In our case, the latter is the most frequent situation we run into, and we needed to find a way to somehow make Scrum feasible. I would like to share our experience.
The first step is the RFP. Sometimes the RFP has a unique list of clear requirements (which we know will change), and sometimes the RFP has an ambiguous narrative description of the product. Whatever the case, an organization will hardly have a clear product definition at the beginning. Our mission is to deliver the highest value we can, so maybe we would be tempted to create some user stories and some epics. However, we should also consider that if we have too many epics in our proposal, we may fail big and end up losing money. Nobody wants that.
So what we do is transform the RFP scope in a product backlog. We try to avoid epics and create a backlog full of user stories whose cost is feasible for our proposed fixed price. We know that trying to be specific implies waste, but we consider that part of the cost of sales. Regarding value, we will have an opportunity to fix that at the beginning of project execution, as we see in the next section.
What about deliverables? Traditional fixed-price contracts are based on traditional Waterfall deliverables, such as analysis document, design document, etc. This is where we have to make use of negotiation and persuasion skills for explaining that they will have the required documents, but at some other moment during the project. Some documents will be created incrementally if our Definition of Done says so, and some will be created at some specific point — usually after development or user acceptance phases. Our development phase deliverables will be working software demos ready at the end of each iteration. Worried faces are usual at the beginning.
Reviewing the product backlog
As part of the methodology, we propose a revision of the product backlog as the very first step in the project. Conversations during this ceremony are quite interesting. One example is when the scope was defined months ago and customers are worried because of an out-of-date scope. These are the ones who will like Scrum the most.
The first thing we do in this meeting is present the product backlog. Each user story will have a number that represents its size. We like using kilos for size. At this point we explain to the customer that he has bought "the right to n kilos of work." Then we explain the Scrum process and wait for the two classic questions:
- "What if we use more Kilos?" We answer nicely but simply: You pay.
- "What if we use fewer kilos?" There are a number of alternatives for answering this question! It has never happened for us that a project ends with fewer kilos than planned, though.

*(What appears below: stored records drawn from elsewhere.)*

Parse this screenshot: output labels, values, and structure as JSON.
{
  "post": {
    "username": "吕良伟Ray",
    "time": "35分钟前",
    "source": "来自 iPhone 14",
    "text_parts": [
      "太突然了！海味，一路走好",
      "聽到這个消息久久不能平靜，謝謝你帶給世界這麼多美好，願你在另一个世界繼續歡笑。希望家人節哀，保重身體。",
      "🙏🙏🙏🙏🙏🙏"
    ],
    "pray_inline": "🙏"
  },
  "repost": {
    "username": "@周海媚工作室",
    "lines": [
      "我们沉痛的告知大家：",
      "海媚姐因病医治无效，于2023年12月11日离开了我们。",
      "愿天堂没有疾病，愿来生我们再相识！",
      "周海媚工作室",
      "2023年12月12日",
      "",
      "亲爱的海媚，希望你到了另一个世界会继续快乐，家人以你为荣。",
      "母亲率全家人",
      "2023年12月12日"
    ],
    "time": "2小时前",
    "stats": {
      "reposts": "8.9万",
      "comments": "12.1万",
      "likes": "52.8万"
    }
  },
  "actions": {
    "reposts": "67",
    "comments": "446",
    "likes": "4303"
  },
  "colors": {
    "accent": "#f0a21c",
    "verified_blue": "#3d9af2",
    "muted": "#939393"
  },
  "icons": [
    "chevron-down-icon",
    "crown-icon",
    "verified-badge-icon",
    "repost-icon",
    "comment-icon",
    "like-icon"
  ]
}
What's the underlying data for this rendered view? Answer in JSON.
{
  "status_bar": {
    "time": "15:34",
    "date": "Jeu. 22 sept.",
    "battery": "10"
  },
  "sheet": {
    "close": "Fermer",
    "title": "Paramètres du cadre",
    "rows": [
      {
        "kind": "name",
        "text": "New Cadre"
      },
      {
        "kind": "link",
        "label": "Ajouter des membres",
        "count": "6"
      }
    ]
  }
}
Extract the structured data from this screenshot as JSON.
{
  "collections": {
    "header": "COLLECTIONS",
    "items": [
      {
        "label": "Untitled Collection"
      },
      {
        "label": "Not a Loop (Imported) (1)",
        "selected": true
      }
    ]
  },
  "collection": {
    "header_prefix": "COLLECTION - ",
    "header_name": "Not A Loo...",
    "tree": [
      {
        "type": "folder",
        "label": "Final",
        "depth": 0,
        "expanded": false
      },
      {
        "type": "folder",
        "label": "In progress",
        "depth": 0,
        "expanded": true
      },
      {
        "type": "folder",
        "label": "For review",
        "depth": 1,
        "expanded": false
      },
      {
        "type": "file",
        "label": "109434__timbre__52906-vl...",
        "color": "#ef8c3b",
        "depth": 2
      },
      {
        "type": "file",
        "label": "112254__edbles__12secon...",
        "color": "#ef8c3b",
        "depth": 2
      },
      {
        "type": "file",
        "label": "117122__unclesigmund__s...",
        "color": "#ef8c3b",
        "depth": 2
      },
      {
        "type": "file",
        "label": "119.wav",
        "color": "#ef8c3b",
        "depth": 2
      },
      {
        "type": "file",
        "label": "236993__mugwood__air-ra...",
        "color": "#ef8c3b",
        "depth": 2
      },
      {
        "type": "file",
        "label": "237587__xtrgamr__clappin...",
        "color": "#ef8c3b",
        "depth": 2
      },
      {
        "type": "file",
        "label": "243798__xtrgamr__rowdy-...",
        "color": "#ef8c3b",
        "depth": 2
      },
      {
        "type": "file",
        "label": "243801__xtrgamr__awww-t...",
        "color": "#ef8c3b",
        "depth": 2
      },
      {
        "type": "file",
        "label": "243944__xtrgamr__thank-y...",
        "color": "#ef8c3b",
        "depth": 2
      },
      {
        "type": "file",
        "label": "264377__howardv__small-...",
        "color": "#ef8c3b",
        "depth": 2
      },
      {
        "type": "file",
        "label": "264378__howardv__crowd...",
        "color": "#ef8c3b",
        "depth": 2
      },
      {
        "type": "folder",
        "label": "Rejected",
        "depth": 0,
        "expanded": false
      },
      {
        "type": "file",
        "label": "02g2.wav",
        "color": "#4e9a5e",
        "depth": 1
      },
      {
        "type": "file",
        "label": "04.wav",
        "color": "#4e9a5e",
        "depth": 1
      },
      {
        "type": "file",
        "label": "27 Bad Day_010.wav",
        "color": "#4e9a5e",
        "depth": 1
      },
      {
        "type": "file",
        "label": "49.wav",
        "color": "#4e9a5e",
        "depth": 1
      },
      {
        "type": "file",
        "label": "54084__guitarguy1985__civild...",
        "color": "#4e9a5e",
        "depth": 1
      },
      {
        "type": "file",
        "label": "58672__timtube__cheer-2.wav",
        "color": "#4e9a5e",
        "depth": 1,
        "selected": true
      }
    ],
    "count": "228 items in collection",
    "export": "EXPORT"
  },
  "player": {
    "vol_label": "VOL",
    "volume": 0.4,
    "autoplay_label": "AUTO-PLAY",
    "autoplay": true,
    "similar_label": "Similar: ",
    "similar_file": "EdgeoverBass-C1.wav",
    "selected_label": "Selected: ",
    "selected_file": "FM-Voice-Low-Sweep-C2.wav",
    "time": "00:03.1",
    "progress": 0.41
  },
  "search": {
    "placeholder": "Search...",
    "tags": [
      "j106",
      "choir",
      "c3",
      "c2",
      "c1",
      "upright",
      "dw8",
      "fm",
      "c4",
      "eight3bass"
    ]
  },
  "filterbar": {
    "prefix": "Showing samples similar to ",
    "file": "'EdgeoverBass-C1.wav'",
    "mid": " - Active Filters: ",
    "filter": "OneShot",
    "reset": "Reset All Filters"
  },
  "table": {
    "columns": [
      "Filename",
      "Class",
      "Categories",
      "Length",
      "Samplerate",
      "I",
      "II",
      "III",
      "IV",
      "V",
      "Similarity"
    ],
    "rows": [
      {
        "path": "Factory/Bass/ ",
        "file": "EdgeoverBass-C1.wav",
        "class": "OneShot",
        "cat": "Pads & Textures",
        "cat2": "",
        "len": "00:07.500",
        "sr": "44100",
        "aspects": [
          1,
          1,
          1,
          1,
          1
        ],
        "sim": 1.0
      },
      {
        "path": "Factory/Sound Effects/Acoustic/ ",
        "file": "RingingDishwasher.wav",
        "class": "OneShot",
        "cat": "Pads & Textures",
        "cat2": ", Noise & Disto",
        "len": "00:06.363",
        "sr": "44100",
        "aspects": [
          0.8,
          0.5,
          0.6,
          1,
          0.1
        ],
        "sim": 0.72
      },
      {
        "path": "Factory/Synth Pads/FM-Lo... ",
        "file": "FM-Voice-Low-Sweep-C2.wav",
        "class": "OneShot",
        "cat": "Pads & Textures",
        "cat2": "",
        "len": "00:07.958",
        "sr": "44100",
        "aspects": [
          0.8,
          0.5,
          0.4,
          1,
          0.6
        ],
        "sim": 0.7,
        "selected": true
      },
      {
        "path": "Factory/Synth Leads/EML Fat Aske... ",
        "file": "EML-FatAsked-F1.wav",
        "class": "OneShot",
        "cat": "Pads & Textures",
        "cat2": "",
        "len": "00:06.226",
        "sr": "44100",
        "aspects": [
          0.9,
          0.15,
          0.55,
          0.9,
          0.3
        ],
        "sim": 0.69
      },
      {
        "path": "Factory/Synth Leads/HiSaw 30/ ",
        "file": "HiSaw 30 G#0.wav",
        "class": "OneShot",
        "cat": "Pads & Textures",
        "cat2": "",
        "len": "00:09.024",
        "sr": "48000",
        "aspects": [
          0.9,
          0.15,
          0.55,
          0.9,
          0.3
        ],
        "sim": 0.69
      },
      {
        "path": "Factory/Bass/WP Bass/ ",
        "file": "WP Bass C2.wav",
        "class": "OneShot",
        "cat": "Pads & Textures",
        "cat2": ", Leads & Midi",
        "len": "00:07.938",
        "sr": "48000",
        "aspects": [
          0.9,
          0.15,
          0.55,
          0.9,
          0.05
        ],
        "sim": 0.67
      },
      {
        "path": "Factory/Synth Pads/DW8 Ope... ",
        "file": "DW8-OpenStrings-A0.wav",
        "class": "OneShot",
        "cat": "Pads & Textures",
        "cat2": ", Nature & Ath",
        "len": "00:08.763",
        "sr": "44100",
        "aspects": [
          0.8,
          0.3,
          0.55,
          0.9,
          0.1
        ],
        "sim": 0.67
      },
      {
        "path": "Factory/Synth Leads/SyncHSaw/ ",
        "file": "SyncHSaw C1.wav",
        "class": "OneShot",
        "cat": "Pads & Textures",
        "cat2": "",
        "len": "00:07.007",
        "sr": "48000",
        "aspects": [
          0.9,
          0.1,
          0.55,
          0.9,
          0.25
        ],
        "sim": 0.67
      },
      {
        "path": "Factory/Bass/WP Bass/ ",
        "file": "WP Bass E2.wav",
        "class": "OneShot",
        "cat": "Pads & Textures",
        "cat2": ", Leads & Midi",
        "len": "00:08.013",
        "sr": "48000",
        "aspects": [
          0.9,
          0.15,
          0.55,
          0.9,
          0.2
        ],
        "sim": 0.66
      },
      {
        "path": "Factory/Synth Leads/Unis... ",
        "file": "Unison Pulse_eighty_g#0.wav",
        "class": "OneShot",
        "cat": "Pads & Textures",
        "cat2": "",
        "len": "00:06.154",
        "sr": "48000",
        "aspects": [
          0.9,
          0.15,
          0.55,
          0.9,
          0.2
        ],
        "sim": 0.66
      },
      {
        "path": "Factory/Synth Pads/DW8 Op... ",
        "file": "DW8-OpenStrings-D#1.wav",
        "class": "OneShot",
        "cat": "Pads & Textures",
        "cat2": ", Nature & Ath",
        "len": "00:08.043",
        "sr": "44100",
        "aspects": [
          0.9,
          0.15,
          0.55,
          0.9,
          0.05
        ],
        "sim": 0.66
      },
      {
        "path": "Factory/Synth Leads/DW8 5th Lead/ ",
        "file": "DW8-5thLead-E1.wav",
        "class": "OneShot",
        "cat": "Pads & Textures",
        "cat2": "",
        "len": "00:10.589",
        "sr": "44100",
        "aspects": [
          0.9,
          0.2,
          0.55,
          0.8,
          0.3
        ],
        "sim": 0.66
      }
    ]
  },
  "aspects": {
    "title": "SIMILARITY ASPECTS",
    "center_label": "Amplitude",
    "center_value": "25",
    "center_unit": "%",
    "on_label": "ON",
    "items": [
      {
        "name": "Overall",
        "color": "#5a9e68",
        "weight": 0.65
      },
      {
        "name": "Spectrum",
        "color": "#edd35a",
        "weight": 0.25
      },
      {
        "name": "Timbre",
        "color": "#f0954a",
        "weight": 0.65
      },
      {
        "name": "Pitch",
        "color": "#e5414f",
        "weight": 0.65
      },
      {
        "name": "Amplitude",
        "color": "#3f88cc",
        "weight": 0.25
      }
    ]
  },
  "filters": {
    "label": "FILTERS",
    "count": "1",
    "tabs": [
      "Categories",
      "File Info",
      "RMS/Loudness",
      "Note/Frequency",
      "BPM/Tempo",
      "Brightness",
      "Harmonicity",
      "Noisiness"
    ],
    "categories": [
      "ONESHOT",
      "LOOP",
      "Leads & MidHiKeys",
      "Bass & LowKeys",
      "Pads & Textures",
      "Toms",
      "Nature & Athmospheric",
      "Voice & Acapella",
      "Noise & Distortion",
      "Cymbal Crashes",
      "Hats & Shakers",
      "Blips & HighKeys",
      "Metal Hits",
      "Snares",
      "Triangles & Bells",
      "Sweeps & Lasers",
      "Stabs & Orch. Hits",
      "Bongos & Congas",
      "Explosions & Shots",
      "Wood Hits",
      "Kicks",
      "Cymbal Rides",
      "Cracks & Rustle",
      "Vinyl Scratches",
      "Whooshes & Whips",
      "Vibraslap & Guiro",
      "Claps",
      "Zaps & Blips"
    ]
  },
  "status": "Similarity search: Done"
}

We also communicate that the product owner is the king of the product backlog. The desired output of that scenario is a defined product owner and a language of product backlog items and kilos. Sometimes, for reducing the size of change, the term "user story" remains internal to the team and we use "requirements" with the product owner and other stakeholders.
Management of product backlog and change control
One of the concerns of the product owner is the total number of kilos. We review it during iteration planning and iteration review meetings. Usually, if the customer organization has a significantly bigger product backlog full of high-value items, there will begin a change-control process for increasing the number of kilos they have available.